A: Epson compatibility can be significant because some programs have special features that will only work using Epson character code conventions eg screen dumps

Q: Does speed matter?
A: It probably won't unless you intend using it quite intensively for business

Q: Serial or parallel?
A: Seemingly obvious but many people don't realise that if you already have an Interface One you already have a serial interface suitable for connection to some of the printers here. You may not want to buy a new one. Most commercial Spectrum interfaces however, are Centronics ie parallel as are the majority (marginally) of printers

Q: Normal paper?
A: Thermal printers are often cheap and quite effective but they require special paper which, aside from having to be bought specially, may not be suitable for letters

Q:Special ribbon?
A: Some printers use unconventional kinds of print ribbon that you may find difficult to replace except from the original manufacturers. This may be very inconvenient

Q: Dot-matrix versus daisywheel - does it matter?
A: A simple generalisation: even a simple daisywheel will almost certainly have a better text print quality than most dot matrix (even those with NLQ). But a daisywheel will probably be slower and it definitely won't be able to cope with any sort of graphic dumps. If you want graphics you must choose dot-matrix.

SHOP AROUND

There are good bargains to be found if you know where to look and don't mind having a model that has been superceded (which usually only means slightly improved and put in a different box).

The following printers are available at various prices. We indicate a target price found in a weary trek up the Tottenham Court Road. You may be able to do better by keeping your eyes open.

Brother HR-5 - an early printer from Brother with standard dot-matrix features. Good enough for most purposes. Target price: £69.99

Citizen 1200 - good all-round dot-matrix from a company fairly new to the market. Tractor Feed as standard. Target price: £169

Seikosha GP500A - bulky but effective dot-matrix. Target price: £115.95

Centronics GLP printer - recently superceded, neat little dot-matrix. Target price: £125

Quendata Daisywheel - unusual in that it's a daisywheel. Slow (18cps) but neat print. Target price: £135

Sinwa CPA-80 - 80-column dot-matrix with NLQ. Target price: £145

Juki 6000 - another daisywheel. Slow (10cps) but sturdy and reliable. Target price: £170

Star Gemini 10X - dot-matrix with impressive spec (120cps). Includes tractor feed and is Epson compatible. Target price: £150

Mannesann Tally MP80 + - good general purpose dot-matrix. Target price: £175

Epson P40 - small thermal, small-width printer. OK for listings. Target price £45.

Make/Model: Star STX-80
Typical Price: £79
Print speed (char/sec): 60
Print quality: Average dot-matrix
Interface: Centronics
Printing style: Thermal
Founts: Standard ASCII/International/Block graphics
Other Features: Programmable line spacing, excellent manual
Verdict: A very high quality thermal printer, which is to say that it has lots of special features but it still isn't suitable for any but the most informal letters. It uses a continuous roll of special thermal paper. Imagine a Rolls Royce version of the ZX Printer and you'll have a pretty good idea of what to expect.

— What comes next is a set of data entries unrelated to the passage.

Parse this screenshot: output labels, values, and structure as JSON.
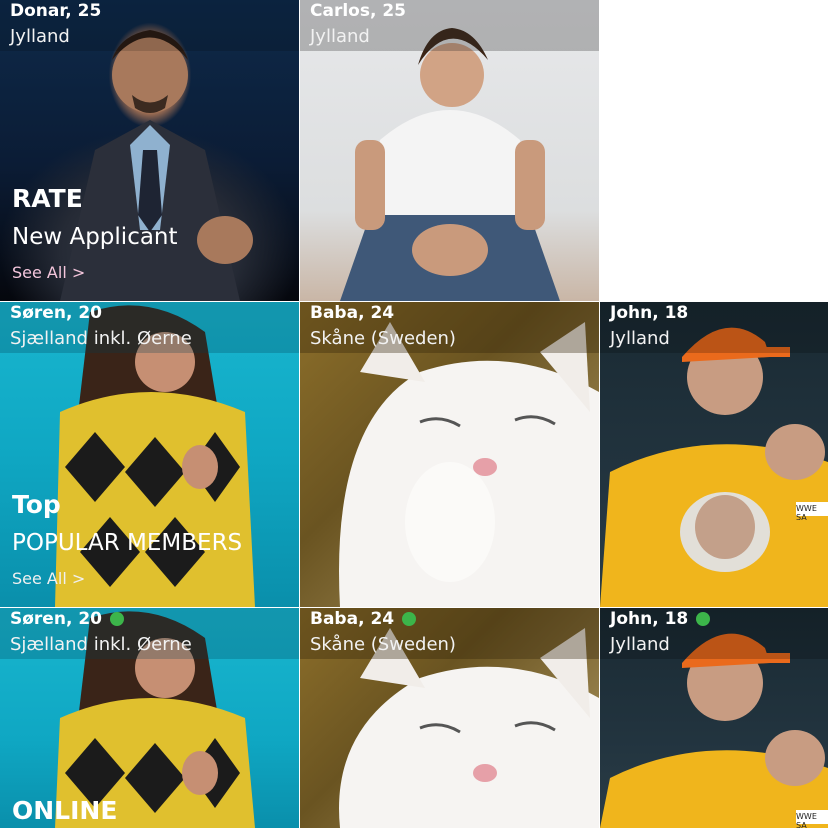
{
  "tiles": [
    {
      "name_age": "Donar, 25",
      "region": "Jylland",
      "online": false,
      "category": {
        "title": "RATE",
        "subtitle": "New Applicant",
        "see_all": "See All >"
      }
    },
    {
      "name_age": "Carlos, 25",
      "region": "Jylland",
      "online": false
    },
    {
      "name_age": "Søren, 20",
      "region": "Sjælland inkl. Øerne",
      "online": false,
      "category": {
        "title": "Top",
        "subtitle": "POPULAR MEMBERS",
        "see_all": "See All >"
      }
    },
    {
      "name_age": "Baba, 24",
      "region": "Skåne (Sweden)",
      "online": false
    },
    {
      "name_age": "John, 18",
      "region": "Jylland",
      "online": false,
      "badge_text": "WWE SA"
    },
    {
      "name_age": "Søren, 20",
      "region": "Sjælland inkl. Øerne",
      "online": true,
      "category": {
        "title": "ONLINE"
      }
    },
    {
      "name_age": "Baba, 24",
      "region": "Skåne (Sweden)",
      "online": true
    },
    {
      "name_age": "John, 18",
      "region": "Jylland",
      "online": true,
      "badge_text": "WWE SA"
    }
  ],
  "colors": {
    "online_dot": "#3cb54a",
    "see_all_pink": "#f4c6dc"
  }
}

If you can accept using special paper then the STX-80 is really very good value for money. It can do most of the clever things Epsons can, including print at different heights and widths. It also has various special character sets accessed through dip switches which give, amongst other things, special graphic shapes and the possibility of customising your own fount designs.

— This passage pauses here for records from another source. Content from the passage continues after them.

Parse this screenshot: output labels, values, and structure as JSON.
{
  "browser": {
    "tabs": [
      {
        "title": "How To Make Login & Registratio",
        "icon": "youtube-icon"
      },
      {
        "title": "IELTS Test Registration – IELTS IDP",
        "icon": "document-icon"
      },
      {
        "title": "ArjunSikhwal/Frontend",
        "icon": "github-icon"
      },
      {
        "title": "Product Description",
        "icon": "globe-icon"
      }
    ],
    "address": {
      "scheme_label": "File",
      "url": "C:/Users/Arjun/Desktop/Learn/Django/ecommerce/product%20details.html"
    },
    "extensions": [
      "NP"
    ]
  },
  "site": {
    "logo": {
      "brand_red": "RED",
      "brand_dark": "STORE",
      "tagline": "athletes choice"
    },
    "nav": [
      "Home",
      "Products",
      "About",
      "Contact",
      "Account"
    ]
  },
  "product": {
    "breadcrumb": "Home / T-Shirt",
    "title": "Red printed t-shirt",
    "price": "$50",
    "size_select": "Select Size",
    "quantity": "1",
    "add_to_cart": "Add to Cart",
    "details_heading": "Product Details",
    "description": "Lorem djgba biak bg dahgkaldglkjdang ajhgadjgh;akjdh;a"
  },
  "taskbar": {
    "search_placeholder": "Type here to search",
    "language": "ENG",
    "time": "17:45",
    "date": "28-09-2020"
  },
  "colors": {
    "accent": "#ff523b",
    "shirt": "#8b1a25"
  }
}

Make/Model: Saga LTR-1
Typical Price: £139.95
Print speed (char/sec): 12
Print quality: Letter quality
Interface: Centronics
Printing style: Daisywheel
Founts: Elite only
Other Features: Simple RS232 interface included
Verdict: A very cheap printer with quite a few unusual features. It uses a special form of daisywheel printing in which an embossed roller is linked via an ink roller. The end result is as good as most daisy-wheel printers. It has no special features like international character sets or tractor feed but can nevertheless be recommended where print quality has a fairly high priority but other factors, like speed, are unimportant.


Make/Model: Star Delta 10
Typical Price: £161.50 (available at this price from Flightpath, 43 Hithermoor, Staines, Middx TW19 6AH)
Print speed (char/sec): 160 (10 & 12 chars/inch), 137 (17 chars/inch)
Print quality: Good dot-matrix
Interface: Centronics & serial RS232
Printing style: Dot-matrix 9x9 pin
Founts: Various
Other Features:Wealth of other options and facilities accessible via control codes.
Verdict: An impressive dot-matrix machine - it's an absolute bargain if you can get hold of it. It is a full featured dot-matrix with external controls for Line-feed, Form-feed, On/Off line etc. A large number of alternative character sets include block shapes and international letters, customised character set facilities which can be downloaded into special printer Ram, variable line settings and so on. There are three density (characters per inch) settings. Print quality is certainly good enough for almost all purposes although there is not an NLQ setting as such. The printer has both RS232 serial and parallel Centronics interface ports and easily accessible dip switches. The manual is excellent.


Make/Model: Epson P-80
Typical Price: £
Print speed (char/sec):
Print quality:
Interface:
Printing style:
Founts:
Other Features:
Verdict: An unusual printer. Thermal, but it prints on a special kind of paper that looks to all appearances like conventional A4. If you don't mind being locked in to buying the special paper this could be a good option. It is very neatly designed. The biggest advantage is that, being an Epson, it has certain control code conventions that should make it easy to use with most commercial software. A serial interface version is also available and the printer can also be powered by batteries.


Make/Model: Brother M1009
Typical Price: £
Print speed (char/sec):
Print quality:
Interface:
Printing style:
Founts:
Other Features:
Verdict: Extremely popular low-cost dot-matrix printer, quite well supported by commercial software. Although it doesn't specifically have an NLQ mode it is certainly capable of a print quality more than adequate for most purposes. A large number of special features include various print densities, tab settings, emphasised print, double-width and many other print options. Recommended but at the top of our price range.



INTERFACES

There are two kinds of interface which will enable you to connect your spectrum or QL to a printer.

Make sure you choose the right sort for your printer. For practical purposes there is no special advantage between serial or parallel (RS232 or Centronics) interfaces. An RS232 interface may be more useful for other things - like modems - but Centronics is the rather more common standard.

SPECTRUM
SERIAL (RS232)

Interface One - Sinclair's own.

Networking and Microdrive interfacing as well. The most common RS232 used in commercial programs.

PARALLEL (CENTRONICS)

Kempston - a sophisticated Centronics interface which has the advantage of having all the customising/driving software on Rom ie, there is nothing to load in. Supported by almost all commercial software using printers

Tasman - A neat interface with driving software on tape. Well supported. The standard interface for Tasword wordprocessor and associated packages

Euroelectronics ZXLPrint III - well supported and also provides an RS232 port. No additional software is needed and on quite a wide range of printers standard LPrlnt List and Copy commands will work

S-Print intended specifically for the Kempston Centronics Spectrum 128

QL
Comes with RS232 as standard

PARALLEL (CENTRONICS)

Miracle Centronics interface - one of the first and so quite well supported. No additional software needed

Q-Print - similar to the above. Does not require driving software

Not Rated

Screenshot Text

Kempston Centronics

ZXL Print III